Your task: Wherever the word "title" shows up in the data, report the line it sits in.

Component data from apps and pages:
[Start of Attachment]

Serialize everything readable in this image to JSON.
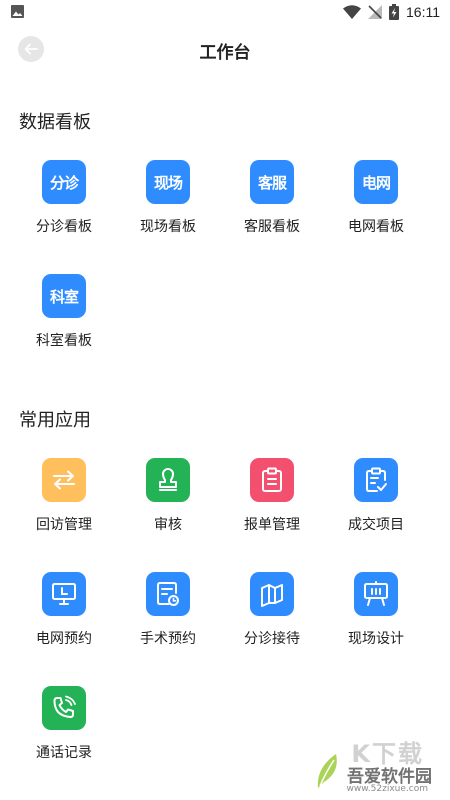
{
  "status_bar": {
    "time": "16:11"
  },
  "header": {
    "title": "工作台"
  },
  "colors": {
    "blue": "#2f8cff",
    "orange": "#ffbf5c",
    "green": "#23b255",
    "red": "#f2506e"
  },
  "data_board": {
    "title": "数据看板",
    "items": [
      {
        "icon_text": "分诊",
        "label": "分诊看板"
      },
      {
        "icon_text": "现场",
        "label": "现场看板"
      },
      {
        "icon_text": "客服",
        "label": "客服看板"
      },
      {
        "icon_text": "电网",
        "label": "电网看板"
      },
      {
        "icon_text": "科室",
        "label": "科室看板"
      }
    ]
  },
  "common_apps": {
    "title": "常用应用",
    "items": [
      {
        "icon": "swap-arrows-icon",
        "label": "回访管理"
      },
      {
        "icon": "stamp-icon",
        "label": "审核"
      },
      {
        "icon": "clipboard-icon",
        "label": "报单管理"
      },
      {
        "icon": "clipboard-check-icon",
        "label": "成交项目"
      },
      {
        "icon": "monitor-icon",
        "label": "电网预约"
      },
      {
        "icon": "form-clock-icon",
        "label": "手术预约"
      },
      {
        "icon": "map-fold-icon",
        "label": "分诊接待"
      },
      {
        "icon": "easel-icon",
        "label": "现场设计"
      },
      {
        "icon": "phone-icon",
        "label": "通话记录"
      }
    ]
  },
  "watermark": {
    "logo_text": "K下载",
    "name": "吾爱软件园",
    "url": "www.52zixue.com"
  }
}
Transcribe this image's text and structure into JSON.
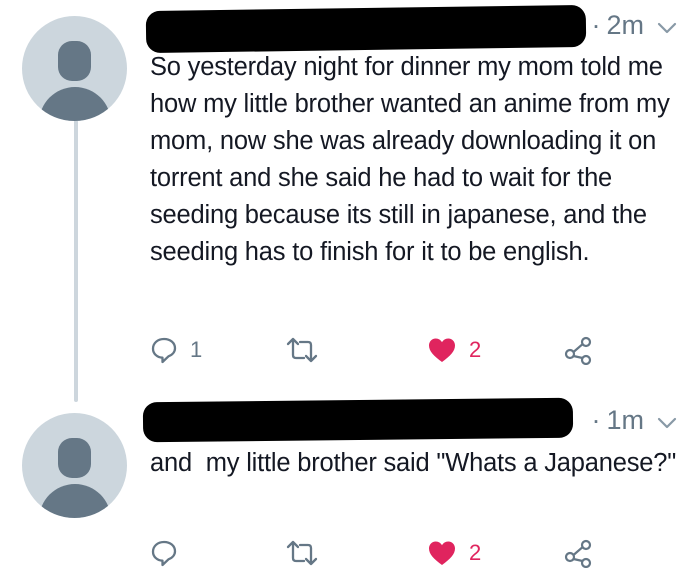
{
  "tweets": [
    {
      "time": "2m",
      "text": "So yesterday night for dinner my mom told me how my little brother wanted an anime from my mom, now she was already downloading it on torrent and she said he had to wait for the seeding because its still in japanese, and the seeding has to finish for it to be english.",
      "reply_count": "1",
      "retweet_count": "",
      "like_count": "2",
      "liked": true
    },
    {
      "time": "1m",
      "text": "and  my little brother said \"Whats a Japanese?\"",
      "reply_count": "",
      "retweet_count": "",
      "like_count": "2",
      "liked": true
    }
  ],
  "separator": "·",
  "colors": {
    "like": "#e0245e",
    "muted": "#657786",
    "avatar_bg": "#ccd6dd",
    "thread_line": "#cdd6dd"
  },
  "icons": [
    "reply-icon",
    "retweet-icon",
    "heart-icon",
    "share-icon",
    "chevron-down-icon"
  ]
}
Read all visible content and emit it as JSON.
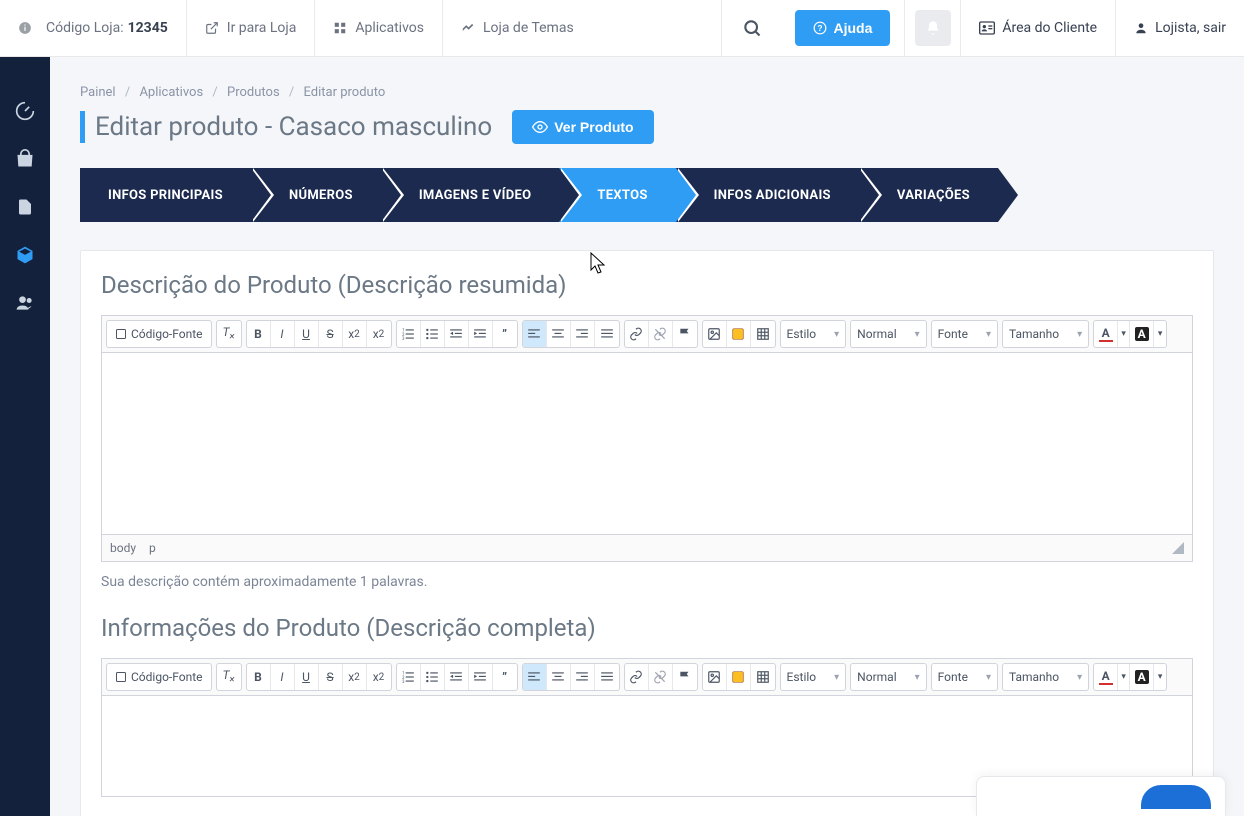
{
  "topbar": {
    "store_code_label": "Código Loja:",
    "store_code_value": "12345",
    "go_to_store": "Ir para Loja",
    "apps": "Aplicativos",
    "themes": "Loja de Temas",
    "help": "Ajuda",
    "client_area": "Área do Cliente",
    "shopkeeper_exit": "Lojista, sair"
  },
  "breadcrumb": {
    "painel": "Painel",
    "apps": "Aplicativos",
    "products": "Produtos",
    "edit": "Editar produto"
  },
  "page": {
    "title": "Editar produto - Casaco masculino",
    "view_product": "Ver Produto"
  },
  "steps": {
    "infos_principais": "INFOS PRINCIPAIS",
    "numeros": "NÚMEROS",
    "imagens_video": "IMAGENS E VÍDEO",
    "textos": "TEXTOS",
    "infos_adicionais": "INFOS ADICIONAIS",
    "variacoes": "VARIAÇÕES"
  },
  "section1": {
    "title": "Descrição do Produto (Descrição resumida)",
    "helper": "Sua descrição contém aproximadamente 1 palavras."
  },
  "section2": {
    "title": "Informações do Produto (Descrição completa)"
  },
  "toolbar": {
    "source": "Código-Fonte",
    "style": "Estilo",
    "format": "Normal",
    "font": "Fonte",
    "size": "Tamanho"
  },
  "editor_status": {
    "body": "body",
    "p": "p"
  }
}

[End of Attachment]

The completed task:
    "title": "工作台"
    "title": "数据看板",
    "title": "常用应用",
    "title": "Editar produto - Casaco masculino",
    "title": "Descrição do Produto (Descrição resumida)",
    "title": "Informações do Produto (Descrição completa)"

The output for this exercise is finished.